Jenna Doak used to look like a lot of the popular fitness trainers on Instagram. Slim, lean, and muscular with hip bones and ribs on full display. But trying to achieve the picture-perfect figure, she says, ultimately left her feeling hungry and sad.

Today, Doak feels healthy and strong. And she’s receiving high praise for the unedited, honest images of her body that she posts to digital platforms, where women are all too often inundated with unrealistic and photo-shopped depictions of the female form.

One of her recent Facebook posts shows two photos: An older image of Doak at the gym from a time when she said she was constantly training and starving herself. In the photo on the right, she stands triumphantly with her biceps flexed and a broad smile.

The caption reads: “Life’s a whole lot more enjoyable on the right!!”

Now, Doak, a full-time trainer, says she carries more weight but she’s happier. And happy to post undoctored photos.

“I have put all my efforts into being thin and having a very low body fat and dieting like crazy, Doak said in an interview with CTV News. “For me, it never brought that much joy.

“I don't think that very many people can live their life that way happily.”

Facebook, Instagram, and Twitter have opened up a new front in the battle over body image, and research suggests affirmational and realistic posts like Doak’s are severely outnumbered online.  

A recent study from Simon Fraser University found internet use is a risk factor for body dissatisfaction, which in turn is associated with a number of poor health outcomes including low self-esteem, depression, eating disorders and excessive exercise.

Canadian females between 12 to 29 years old were found to be more likely to experience body dissatisfaction if they spend more than 20 hours online per week.

“With social media, we are seeing so much of this crazy unrealistic type of beauty,” Dr. Valerie Taylor, psychiatrist-in-chief at Women’s College Hospital, told CTV News. “People really get caught up in wanting to achieve a certain aesthetic, a certain beauty standard.

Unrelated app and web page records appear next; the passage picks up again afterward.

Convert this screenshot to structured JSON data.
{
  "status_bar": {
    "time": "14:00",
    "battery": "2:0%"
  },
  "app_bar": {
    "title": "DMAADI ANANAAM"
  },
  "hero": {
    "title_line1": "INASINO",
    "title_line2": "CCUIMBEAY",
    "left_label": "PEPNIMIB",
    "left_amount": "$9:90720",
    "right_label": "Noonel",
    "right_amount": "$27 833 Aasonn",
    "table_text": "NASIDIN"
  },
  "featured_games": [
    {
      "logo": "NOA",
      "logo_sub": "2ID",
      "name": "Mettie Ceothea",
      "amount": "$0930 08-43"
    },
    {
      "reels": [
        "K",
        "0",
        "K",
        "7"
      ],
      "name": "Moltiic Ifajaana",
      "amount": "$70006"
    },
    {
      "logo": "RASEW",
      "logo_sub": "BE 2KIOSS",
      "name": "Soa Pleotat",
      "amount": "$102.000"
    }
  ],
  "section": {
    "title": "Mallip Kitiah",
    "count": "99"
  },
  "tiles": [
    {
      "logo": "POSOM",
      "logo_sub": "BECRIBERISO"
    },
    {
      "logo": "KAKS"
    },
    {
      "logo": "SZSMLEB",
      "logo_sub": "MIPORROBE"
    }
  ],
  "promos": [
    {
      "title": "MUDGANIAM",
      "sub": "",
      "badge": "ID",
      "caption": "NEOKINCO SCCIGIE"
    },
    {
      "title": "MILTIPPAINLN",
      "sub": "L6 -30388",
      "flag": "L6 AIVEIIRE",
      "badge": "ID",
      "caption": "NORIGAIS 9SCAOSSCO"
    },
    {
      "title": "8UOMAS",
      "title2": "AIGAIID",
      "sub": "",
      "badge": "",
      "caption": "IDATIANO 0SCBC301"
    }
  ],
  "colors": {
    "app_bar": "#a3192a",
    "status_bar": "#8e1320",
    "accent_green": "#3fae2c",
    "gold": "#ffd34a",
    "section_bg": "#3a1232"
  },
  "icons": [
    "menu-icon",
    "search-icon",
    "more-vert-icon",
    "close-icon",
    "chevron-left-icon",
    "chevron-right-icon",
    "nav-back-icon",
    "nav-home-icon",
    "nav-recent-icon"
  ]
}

“It starts younger and younger unfortunately these days.”

Doak says the number of women sharing undoctored body photos online is on the rise, but she understands the difficulty of combating long-engrained stereotypes and misinformation, as well as vicious online commenters.

“It’s really scary,” she said.

Dr. Taylor said she believes women are starting to push back at the notion of the perfect photograph, “where nobody actually looks real.”

She points to major corporate ad campaigns for brands such as Dove soap and Kellogg’s cereal, that aim to draw a line between health and physical perfection, and encourage consumers to embrace their natural body type.

For Doak, that shift begins in the gym with her clients. She says attempting to look like a professional fitness model is the number one reason people get frustrated and abandon their workout plans.

“I’m constantly trying to enforce (that) you’re healthy, you’re able, you’re so strong,” she said. “Even though you’re carrying a little bit of fat, you’re not unhealthy.” 

Dr. Tayor warns that telling people to limit their expectations for physical perfection will undoubtedly attract critics who say such advocacy validates unhealthy lifestyles. Doak says the responses she receives make are more powerful than any negative comments.

“From complete strangers, I get messages like, ‘thank you so much, I needed this today,’ Doak said. “It’s overwhelming and it’s amazing. I feel really, really good about what I’m doing.”

With a report from CTV's medical specialist Avis Favaro and producer Elizabeth St. Philip